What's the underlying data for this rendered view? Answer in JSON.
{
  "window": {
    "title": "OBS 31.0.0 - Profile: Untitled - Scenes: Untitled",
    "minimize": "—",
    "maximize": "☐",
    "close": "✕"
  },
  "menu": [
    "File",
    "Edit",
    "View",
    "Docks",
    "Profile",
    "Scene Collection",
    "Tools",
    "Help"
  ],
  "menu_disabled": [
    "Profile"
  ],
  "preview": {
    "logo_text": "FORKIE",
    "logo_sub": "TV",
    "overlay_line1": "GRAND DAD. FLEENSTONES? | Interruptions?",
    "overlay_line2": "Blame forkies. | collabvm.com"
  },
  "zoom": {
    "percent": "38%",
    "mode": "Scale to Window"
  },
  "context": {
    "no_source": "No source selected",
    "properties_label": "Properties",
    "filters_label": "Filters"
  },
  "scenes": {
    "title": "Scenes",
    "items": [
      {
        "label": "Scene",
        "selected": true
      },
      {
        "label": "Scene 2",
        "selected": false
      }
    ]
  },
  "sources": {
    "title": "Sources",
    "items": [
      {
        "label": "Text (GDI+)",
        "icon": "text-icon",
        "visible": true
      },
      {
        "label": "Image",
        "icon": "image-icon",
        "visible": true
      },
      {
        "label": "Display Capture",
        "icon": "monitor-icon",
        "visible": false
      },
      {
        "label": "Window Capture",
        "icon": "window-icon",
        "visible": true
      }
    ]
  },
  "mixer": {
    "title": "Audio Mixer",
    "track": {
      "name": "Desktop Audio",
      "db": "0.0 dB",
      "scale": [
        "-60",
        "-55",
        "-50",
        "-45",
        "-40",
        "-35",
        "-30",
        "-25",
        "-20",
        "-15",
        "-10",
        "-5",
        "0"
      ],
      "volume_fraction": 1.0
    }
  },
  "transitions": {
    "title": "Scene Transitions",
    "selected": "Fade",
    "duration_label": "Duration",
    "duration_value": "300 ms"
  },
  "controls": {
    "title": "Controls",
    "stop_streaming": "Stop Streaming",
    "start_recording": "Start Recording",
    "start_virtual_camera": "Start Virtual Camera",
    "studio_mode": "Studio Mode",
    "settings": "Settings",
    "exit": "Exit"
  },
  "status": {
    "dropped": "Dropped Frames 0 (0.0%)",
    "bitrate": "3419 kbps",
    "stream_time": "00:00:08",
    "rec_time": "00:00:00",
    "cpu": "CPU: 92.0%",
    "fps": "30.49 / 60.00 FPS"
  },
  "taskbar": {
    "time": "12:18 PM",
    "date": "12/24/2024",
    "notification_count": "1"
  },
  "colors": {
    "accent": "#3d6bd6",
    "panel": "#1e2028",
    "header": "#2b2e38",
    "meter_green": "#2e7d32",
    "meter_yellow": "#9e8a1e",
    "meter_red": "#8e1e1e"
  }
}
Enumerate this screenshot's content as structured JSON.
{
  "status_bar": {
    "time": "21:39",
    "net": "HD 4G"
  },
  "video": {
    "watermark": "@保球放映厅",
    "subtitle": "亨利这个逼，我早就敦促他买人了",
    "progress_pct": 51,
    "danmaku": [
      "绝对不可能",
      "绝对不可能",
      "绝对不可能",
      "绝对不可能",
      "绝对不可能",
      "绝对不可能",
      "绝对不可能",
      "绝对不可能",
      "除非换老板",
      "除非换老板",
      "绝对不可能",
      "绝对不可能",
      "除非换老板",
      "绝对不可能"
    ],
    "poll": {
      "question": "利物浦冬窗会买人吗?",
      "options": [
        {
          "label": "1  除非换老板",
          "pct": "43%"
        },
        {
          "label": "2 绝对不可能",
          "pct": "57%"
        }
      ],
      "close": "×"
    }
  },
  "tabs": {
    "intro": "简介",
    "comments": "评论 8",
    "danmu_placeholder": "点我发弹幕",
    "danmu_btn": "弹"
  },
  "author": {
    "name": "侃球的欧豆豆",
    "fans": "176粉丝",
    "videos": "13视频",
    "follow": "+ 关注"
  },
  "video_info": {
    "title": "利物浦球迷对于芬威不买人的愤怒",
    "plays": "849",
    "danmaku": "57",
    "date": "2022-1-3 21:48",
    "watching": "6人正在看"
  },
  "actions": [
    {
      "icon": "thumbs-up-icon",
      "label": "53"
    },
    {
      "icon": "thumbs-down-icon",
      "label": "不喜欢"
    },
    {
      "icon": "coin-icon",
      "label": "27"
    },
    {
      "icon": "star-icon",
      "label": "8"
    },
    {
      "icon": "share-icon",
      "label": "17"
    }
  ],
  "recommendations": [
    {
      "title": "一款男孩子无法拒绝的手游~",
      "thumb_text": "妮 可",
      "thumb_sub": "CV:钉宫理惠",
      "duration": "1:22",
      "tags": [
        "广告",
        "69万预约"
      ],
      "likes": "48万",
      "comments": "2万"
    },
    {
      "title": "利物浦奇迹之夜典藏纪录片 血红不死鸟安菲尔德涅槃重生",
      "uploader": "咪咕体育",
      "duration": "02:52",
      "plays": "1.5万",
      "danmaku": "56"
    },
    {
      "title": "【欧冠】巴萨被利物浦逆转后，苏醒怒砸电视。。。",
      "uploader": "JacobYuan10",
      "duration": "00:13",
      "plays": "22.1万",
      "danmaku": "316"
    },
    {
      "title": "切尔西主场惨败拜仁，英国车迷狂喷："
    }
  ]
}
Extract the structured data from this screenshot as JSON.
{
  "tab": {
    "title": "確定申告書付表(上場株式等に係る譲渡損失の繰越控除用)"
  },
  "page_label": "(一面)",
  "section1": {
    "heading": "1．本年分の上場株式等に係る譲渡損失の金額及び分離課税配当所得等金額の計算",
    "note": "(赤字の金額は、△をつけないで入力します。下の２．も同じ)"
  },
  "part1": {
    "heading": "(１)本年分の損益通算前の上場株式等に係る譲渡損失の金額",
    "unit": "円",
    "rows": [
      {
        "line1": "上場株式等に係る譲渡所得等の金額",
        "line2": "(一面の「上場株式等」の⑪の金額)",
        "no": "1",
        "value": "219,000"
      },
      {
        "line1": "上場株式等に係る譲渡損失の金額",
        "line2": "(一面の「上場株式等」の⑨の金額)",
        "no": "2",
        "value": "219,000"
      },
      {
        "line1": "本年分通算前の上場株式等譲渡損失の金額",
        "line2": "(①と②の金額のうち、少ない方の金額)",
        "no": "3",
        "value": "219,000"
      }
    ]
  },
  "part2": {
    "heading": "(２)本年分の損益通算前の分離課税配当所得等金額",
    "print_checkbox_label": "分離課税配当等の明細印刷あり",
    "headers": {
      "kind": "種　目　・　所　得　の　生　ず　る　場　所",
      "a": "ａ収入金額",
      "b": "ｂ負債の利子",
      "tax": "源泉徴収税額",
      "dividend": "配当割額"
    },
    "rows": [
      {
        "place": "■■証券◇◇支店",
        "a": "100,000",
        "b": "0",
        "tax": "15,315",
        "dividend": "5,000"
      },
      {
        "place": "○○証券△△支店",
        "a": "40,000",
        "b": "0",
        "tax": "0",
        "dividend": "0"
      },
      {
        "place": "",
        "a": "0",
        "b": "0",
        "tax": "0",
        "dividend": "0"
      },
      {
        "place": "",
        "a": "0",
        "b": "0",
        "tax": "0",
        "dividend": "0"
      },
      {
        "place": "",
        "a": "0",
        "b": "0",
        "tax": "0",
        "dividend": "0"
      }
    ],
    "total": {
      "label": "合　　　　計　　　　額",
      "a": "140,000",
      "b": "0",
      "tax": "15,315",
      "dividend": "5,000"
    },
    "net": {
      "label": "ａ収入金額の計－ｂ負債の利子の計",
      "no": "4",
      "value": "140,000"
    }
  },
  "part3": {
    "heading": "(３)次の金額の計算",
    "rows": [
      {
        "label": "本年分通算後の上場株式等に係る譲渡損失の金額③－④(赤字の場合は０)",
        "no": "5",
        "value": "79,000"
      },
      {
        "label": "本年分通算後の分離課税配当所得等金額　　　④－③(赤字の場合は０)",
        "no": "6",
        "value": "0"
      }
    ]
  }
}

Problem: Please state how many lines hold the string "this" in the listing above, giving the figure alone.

Exercise result: 3